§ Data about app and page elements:
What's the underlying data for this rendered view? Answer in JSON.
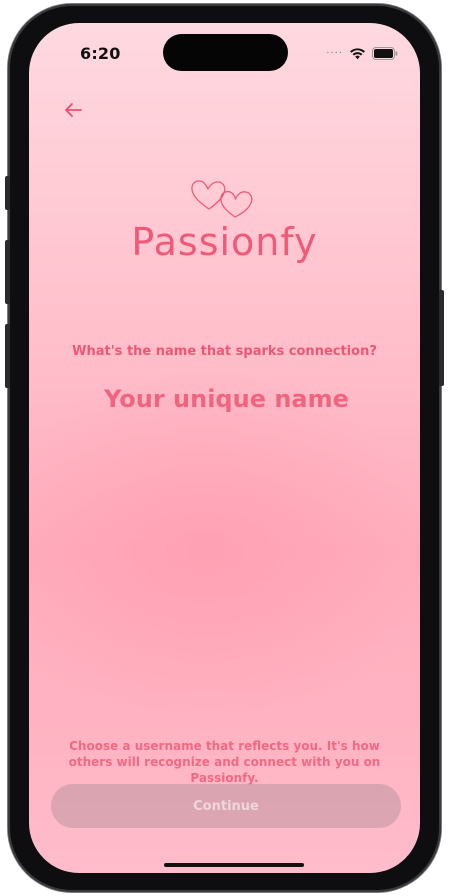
{
  "status_bar": {
    "time": "6:20",
    "signal_icon": "signal-dots-icon",
    "wifi_icon": "wifi-icon",
    "battery_icon": "battery-icon"
  },
  "header": {
    "back_icon": "arrow-left-icon"
  },
  "logo": {
    "icon": "two-hearts-icon",
    "brand_name": "Passionfy"
  },
  "form": {
    "question": "What's the name that sparks connection?",
    "name_input": {
      "value": "",
      "placeholder": "Your unique name"
    }
  },
  "footer": {
    "helper_text": "Choose a username that reflects you. It's how others will recognize and connect with you on Passionfy.",
    "continue_label": "Continue"
  },
  "colors": {
    "accent": "#ee5a77",
    "background_top": "#ffd9e0",
    "background_bottom": "#ffb4c3"
  }
}
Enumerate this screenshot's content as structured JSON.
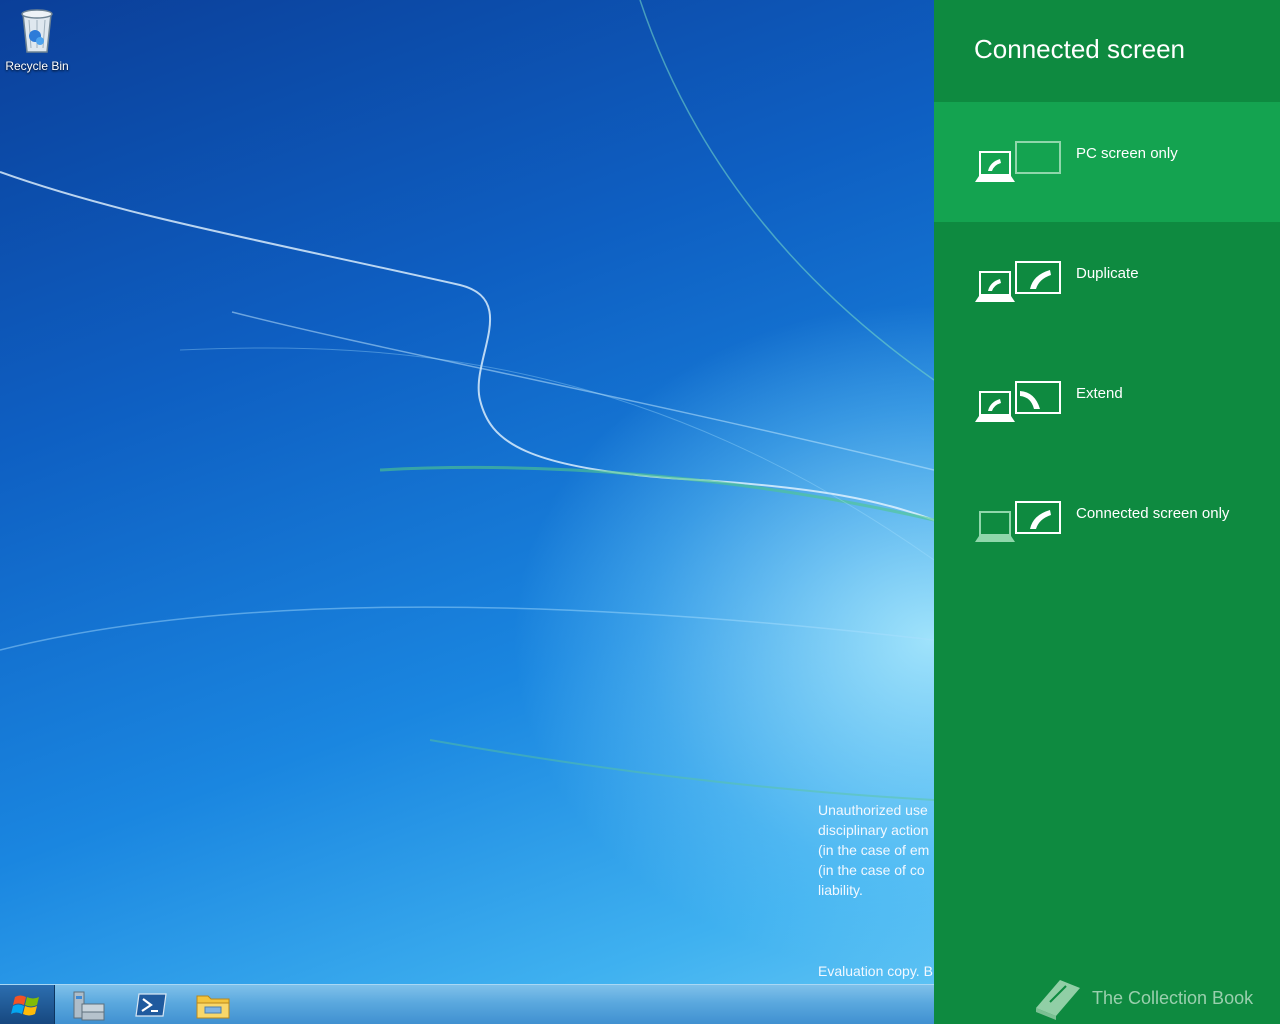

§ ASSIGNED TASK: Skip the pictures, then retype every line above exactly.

§ EXERCISE SOLUTION:
What's the underlying data for this rendered view? Answer in JSON.
{
  "status_bar": {
    "time": "6:20",
    "signal_icon": "signal-dots-icon",
    "wifi_icon": "wifi-icon",
    "battery_icon": "battery-icon"
  },
  "header": {
    "back_icon": "arrow-left-icon"
  },
  "logo": {
    "icon": "two-hearts-icon",
    "brand_name": "Passionfy"
  },
  "form": {
    "question": "What's the name that sparks connection?",
    "name_input": {
      "value": "",
      "placeholder": "Your unique name"
    }
  },
  "footer": {
    "helper_text": "Choose a username that reflects you. It's how others will recognize and connect with you on Passionfy.",
    "continue_label": "Continue"
  },
  "colors": {
    "accent": "#ee5a77",
    "background_top": "#ffd9e0",
    "background_bottom": "#ffb4c3"
  }
}
Enumerate this screenshot's content as structured JSON.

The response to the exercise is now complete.